Activated Charcoal Comes From Coconuts

The superfood has been blended into ice cream, condensed into a pill, and mashed onto faces in the name of skincare. We all think we know what activated charcoal really is. But it's got some surprises up its sleeve — one of which is where it even comes from in the first place.

Activated charcoal, miraculously, does not come from charcoal, at least not in the sense of charcoal we're accustomed to thinking of. We, at least, thought it came from leftover ash or charcoal that you'd use to light a grill. Somehow, we believed that dirty stuff was purified and "activated" into activated charcoal. We were wrong. Instead, many versions are made from the husks of another popular health food — coconut.

The process is really quite simple. The manufacturer takes coconut husks (a carbon-based material, like all plant matter) and burns them in an oxygen-poor environment to create charcoal. To "activate" it — which means converting it into an extremely porous material with high adsorptive capacity — the charcoal is subjected to one of two processes. The first involves introducing extremely hot air to burn out excess gases, producing a purified form of activated carbon. The alternative method is to infuse the carbon with certain chemicals that activate the carbon at a lower temperature than the first method.

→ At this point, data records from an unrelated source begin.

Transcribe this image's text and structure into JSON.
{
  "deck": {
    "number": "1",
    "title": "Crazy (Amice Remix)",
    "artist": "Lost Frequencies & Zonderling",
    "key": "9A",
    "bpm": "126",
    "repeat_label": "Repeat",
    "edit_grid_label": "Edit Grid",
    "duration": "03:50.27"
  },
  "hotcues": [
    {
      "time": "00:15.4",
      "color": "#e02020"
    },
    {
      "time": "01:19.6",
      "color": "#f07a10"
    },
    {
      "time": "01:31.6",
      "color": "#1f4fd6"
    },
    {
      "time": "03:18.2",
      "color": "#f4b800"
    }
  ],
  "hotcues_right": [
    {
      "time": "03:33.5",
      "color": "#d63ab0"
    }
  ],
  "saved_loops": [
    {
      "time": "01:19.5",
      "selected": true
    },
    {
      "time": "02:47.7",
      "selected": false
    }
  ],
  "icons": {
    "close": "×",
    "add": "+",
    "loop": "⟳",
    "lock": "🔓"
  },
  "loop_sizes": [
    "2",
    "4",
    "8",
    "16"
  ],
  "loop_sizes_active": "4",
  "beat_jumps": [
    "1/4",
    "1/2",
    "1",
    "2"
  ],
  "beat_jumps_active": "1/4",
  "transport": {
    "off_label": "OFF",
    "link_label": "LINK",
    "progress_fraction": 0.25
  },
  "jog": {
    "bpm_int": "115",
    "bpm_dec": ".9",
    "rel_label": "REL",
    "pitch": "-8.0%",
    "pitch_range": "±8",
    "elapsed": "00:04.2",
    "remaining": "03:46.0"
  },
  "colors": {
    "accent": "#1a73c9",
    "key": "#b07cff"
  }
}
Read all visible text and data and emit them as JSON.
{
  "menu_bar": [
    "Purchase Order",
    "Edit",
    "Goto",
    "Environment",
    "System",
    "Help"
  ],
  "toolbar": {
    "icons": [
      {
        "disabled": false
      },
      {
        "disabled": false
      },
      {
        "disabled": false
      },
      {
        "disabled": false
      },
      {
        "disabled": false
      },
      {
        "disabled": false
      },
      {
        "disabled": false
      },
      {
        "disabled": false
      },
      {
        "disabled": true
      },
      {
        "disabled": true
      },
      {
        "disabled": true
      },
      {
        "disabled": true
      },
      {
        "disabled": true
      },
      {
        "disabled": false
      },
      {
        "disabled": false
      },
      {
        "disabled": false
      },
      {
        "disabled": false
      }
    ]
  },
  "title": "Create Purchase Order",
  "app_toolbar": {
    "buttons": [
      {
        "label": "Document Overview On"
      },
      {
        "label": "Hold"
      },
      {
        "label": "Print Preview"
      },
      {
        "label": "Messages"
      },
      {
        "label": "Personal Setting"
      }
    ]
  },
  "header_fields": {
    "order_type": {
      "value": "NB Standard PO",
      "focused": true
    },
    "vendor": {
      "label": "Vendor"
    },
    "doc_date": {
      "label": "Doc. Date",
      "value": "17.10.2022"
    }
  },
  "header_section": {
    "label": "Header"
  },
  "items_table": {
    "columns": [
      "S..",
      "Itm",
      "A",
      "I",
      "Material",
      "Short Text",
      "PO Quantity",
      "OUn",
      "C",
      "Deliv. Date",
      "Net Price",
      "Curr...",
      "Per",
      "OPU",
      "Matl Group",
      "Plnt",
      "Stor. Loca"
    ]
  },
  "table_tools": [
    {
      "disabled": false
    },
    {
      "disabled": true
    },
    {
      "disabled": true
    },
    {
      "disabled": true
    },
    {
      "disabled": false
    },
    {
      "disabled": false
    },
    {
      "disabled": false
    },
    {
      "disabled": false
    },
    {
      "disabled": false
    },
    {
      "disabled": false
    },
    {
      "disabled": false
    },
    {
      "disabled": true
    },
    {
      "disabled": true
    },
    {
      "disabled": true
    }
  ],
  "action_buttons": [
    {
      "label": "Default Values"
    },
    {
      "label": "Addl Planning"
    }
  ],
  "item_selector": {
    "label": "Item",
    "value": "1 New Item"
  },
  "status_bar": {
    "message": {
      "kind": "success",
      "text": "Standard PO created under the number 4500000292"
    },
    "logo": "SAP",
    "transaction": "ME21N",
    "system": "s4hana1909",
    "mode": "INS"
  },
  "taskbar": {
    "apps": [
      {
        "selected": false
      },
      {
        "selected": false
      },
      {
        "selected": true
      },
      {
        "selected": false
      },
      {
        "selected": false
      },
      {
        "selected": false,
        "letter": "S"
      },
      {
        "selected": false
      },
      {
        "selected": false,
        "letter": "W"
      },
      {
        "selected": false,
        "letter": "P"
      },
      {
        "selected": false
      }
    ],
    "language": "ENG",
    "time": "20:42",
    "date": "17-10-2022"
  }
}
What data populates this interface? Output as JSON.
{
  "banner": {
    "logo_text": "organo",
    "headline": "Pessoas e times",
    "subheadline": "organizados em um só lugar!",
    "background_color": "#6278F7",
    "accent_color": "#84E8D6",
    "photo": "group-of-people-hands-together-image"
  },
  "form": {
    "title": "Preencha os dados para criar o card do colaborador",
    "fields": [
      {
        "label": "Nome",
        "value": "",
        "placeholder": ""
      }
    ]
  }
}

Whichever method is used, the result is the same — purified, active forms of carbon that are perfect for cleansing your skin or other surfaces. The charcoal shouldn't be eaten, however — that's one of the worst ways you can use the stuff.